** Source material follows **

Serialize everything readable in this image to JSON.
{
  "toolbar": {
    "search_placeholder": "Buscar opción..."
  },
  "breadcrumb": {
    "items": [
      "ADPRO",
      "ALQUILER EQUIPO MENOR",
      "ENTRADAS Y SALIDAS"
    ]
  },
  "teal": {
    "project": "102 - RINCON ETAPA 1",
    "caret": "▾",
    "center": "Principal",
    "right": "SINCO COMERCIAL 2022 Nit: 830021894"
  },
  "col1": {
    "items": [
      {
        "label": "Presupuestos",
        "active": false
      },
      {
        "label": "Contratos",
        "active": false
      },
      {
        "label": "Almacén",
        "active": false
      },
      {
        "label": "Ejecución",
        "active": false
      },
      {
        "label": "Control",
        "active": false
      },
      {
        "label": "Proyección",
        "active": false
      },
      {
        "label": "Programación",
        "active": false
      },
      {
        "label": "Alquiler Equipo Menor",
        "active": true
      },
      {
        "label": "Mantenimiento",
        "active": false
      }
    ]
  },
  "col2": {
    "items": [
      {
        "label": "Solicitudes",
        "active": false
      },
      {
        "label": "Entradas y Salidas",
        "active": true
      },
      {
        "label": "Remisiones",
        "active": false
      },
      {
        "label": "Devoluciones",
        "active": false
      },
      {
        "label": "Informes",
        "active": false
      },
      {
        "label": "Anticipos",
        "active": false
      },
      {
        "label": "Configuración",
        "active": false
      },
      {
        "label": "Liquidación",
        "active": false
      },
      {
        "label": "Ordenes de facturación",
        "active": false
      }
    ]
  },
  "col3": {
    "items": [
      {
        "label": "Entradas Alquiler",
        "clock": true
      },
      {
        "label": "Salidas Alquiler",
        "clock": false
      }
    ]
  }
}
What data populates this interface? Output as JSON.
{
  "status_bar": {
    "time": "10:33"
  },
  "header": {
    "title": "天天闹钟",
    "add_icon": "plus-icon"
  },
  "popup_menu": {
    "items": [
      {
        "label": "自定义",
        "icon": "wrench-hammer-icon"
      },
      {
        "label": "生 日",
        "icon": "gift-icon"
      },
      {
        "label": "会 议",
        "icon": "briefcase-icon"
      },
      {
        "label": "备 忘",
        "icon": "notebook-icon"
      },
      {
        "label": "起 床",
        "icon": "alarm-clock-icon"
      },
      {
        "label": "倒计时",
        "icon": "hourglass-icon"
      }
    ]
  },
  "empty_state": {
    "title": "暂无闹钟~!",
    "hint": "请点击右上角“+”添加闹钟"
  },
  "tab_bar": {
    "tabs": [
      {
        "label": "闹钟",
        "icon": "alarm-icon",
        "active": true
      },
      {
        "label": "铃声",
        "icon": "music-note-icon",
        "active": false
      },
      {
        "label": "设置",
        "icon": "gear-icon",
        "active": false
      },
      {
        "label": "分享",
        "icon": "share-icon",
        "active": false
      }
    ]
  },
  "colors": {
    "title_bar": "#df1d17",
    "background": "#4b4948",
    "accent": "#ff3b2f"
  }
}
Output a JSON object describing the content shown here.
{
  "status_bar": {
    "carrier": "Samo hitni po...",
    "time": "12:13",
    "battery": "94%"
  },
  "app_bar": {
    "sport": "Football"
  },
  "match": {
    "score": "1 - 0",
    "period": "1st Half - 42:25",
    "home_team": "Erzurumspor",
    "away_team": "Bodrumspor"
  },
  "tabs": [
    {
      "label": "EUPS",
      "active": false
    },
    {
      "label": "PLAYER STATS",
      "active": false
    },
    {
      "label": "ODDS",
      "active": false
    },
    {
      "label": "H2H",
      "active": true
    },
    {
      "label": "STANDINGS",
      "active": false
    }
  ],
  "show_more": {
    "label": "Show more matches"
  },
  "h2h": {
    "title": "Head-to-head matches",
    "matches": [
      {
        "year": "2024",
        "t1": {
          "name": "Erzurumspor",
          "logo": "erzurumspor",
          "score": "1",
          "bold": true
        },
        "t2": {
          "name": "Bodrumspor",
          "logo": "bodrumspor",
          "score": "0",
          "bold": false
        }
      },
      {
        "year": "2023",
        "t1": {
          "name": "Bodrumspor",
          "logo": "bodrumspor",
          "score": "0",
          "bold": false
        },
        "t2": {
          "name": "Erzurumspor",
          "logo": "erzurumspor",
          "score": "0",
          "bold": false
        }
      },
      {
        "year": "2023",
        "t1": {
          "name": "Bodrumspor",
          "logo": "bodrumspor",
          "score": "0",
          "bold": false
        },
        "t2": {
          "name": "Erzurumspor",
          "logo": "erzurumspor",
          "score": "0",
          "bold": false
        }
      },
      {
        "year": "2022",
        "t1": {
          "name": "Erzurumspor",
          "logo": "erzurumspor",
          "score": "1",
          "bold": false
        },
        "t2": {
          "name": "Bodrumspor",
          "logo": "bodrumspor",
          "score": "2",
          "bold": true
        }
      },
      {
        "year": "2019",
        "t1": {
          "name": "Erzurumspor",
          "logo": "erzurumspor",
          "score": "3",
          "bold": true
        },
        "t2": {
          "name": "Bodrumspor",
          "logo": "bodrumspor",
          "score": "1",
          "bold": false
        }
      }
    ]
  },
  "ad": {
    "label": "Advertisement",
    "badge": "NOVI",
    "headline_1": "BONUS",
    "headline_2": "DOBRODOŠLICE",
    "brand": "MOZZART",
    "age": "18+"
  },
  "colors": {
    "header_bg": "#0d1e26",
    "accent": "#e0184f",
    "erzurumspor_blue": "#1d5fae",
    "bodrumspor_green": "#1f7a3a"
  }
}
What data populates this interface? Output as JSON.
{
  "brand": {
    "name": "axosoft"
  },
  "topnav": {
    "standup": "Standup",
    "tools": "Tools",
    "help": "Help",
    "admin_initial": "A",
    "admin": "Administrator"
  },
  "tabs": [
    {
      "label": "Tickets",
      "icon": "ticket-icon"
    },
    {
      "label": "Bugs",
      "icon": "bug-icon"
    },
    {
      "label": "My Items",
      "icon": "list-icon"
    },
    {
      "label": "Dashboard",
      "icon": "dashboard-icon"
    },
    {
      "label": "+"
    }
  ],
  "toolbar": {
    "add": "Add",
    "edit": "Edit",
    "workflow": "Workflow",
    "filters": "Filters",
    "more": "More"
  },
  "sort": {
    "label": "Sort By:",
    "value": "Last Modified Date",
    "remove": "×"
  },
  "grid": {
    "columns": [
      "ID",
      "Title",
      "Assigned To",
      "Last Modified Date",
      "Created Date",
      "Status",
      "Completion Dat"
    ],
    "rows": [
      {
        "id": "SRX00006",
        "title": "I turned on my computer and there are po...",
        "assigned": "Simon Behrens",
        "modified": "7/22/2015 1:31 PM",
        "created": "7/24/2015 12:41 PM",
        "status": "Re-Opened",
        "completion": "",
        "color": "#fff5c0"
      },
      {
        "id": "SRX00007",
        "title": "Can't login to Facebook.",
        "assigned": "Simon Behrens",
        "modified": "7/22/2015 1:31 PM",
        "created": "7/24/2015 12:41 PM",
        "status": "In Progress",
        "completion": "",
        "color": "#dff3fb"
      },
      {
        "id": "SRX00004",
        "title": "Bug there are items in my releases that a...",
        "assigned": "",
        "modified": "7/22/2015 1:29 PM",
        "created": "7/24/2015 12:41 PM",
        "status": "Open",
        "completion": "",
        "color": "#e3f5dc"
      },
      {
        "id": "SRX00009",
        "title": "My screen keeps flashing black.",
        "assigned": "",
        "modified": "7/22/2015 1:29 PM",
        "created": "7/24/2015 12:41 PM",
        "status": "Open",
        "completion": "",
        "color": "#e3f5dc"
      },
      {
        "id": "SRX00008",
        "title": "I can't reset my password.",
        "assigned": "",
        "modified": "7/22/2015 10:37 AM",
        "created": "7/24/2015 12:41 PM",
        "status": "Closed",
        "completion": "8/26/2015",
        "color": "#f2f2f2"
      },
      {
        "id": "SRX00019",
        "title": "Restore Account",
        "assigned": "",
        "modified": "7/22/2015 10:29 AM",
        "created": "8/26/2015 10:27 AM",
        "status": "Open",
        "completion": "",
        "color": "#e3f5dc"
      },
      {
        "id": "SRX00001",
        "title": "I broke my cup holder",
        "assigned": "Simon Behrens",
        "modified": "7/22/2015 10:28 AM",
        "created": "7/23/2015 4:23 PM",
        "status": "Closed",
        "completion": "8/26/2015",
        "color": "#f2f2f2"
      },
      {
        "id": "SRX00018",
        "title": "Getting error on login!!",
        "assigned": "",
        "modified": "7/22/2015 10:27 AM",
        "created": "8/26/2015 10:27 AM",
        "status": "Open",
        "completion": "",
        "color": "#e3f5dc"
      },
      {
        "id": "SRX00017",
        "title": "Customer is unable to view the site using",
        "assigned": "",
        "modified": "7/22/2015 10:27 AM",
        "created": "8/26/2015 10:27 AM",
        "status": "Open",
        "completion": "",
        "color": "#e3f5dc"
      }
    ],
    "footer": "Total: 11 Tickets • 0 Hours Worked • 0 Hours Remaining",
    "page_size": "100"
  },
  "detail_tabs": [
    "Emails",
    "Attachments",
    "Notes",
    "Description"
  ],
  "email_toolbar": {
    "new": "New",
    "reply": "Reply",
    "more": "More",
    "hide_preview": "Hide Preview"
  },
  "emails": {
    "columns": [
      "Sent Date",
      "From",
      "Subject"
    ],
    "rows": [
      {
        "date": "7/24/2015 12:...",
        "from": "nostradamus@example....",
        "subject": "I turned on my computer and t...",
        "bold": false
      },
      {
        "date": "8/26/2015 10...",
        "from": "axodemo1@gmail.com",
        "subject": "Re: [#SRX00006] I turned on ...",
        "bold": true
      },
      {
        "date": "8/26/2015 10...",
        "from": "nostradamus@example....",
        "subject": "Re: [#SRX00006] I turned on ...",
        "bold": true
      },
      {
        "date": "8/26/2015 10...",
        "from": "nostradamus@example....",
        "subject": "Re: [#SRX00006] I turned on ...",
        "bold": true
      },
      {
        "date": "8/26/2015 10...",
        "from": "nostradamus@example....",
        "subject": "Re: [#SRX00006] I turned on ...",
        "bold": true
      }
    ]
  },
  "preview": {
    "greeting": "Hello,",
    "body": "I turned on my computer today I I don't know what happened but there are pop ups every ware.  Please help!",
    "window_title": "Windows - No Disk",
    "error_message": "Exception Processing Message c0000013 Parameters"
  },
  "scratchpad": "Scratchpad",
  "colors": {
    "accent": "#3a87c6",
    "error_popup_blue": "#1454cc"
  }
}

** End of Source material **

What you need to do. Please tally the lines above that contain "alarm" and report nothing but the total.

Result for this task. 2